Rep. Jesse Jackson's campaign payments to wife.

Rep Jesse Jackson Jr (D-IL) – already under a federal probe for his possible connections with former Illinois Democratic Governor Rod Blagojevich – is now dealing with questions about payments from his campaign to his wife Sandra Jackson:

Jesse Jackson Jr. Pays Campaign Funds to Chicago Alderman Wife

May 21 (Bloomberg) — Representative Jesse Jackson Jr.’s congressional campaign organization has paid his wife at least $247,500 since 2001, including at least $95,000 after Sandra Jackson joined the Chicago City Council two years ago, according to federal election records.

Jackson’s political committee also gave at least $298,927 in cash and in-kind contributions to Sandra Jackson’s campaign fund, which bankrolled her races for a city council seat that pays more than $100,000 per year and an unpaid position on the Cook County Democratic Committee.

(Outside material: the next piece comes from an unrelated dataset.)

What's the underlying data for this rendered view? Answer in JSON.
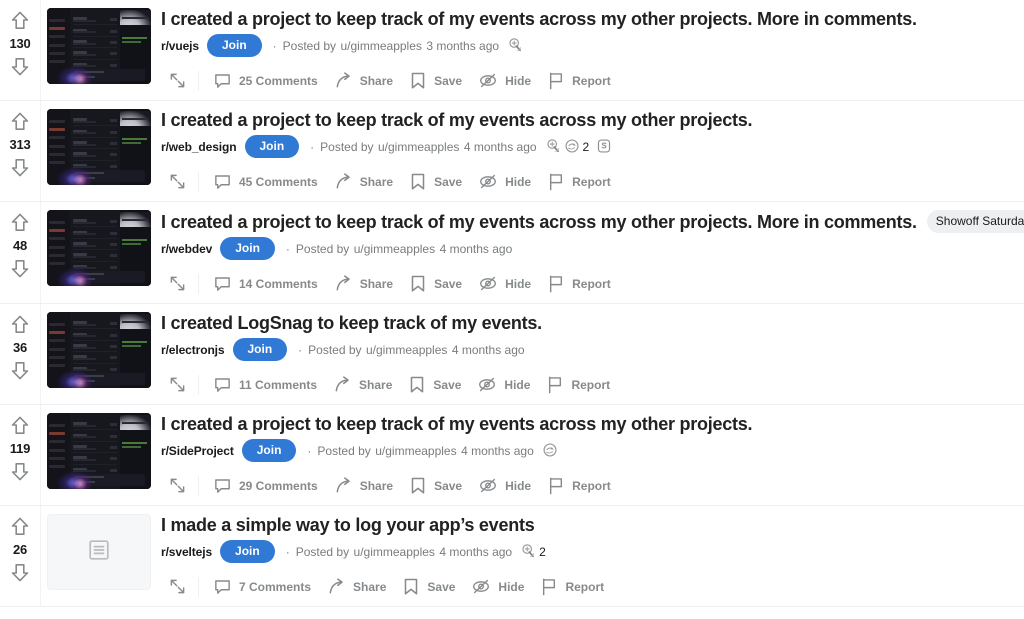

Sandra Jackson, known as Sandi, received the $95,000 for political consulting after pledging during her campaign to give “my full attention” to the alderman’s post.

I would normally be nodding agreement with CREW spokesperson Melanie Sloan when she points out that this mostly shows ‘the scandal in Washington often is what’s legal,’ except for this one little bit.

Jesse Jackson’s FEC reports list payments as being made to J. Donatella & Associates, which Bryant described as “Sandi’s sole proprietorship” for her consulting work. The couple’s oldest child is 9-year-old Jessica Donatella Jackson.

From 2003 through mid-2005, the recipient is shown on Jackson’s reports as “Lee Stevens” or “Lee Steven” at the J. Donatella firm. Sandi Jackson’s middle name is Lee. Her maiden name is Stevens.

Different Names

“Using all these different names to describe the same person raises questions as to whether they’re intentionally disguising information on their FEC reports,” said Jan Baran, a Republican election lawyer at Wiley Rein LLP in Washington and a former FEC official.

Indeed, it does. And before you ask whether it could be an innocent mistake: sure, it could be. It could also be as Baran suggests – and before you make the next rejoinder, let me gently point out that people who do try to cover their tracks in this clumsy a fashion. You can’t get caught if nobody ever looks; and we’ve just come out of an era where nobody was really looking. And, to be honest, if the economy was booming, probably nobody would still be looking. Which leads to the interesting thought that the best defense for a corrupt Democratic legislator right now would be to figure out some way to get the Dow back above 12K.

Not that they should need one.

Moe Lane

Crossposted to Moe Lane.